__Task description__
Please return the lines of the data that contain "Duskhaven".

─── The data

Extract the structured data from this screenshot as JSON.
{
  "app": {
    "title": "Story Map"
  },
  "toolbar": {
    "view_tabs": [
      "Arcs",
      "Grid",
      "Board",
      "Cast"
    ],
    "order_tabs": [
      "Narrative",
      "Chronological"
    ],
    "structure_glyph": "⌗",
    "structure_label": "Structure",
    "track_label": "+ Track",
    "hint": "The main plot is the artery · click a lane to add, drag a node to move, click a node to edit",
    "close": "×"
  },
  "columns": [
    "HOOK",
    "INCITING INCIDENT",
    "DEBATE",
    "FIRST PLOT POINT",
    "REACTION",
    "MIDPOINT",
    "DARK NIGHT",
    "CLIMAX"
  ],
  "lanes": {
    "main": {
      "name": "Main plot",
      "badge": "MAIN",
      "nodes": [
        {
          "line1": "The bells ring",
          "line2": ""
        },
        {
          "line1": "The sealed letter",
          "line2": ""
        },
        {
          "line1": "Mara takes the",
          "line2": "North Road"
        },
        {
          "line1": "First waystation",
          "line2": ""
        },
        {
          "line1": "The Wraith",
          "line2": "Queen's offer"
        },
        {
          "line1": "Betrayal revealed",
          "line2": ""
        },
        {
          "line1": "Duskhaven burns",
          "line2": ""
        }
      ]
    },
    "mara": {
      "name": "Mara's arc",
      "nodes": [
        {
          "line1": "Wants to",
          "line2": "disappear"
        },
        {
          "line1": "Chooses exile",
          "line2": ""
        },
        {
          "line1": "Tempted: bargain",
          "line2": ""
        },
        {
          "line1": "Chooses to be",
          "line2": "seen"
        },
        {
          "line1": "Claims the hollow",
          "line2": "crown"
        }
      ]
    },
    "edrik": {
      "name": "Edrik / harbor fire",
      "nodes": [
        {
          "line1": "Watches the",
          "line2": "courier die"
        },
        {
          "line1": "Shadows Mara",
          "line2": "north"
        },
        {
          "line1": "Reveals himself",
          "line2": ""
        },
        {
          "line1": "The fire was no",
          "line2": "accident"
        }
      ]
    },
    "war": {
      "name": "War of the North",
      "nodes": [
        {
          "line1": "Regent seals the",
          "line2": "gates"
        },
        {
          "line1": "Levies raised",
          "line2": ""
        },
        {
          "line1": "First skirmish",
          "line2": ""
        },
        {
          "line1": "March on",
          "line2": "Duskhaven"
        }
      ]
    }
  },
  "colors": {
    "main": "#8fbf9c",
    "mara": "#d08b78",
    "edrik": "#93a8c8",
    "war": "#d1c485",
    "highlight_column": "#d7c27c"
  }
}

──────

__Response to the task__
          "line1": "Duskhaven burns",
          "line2": "Duskhaven"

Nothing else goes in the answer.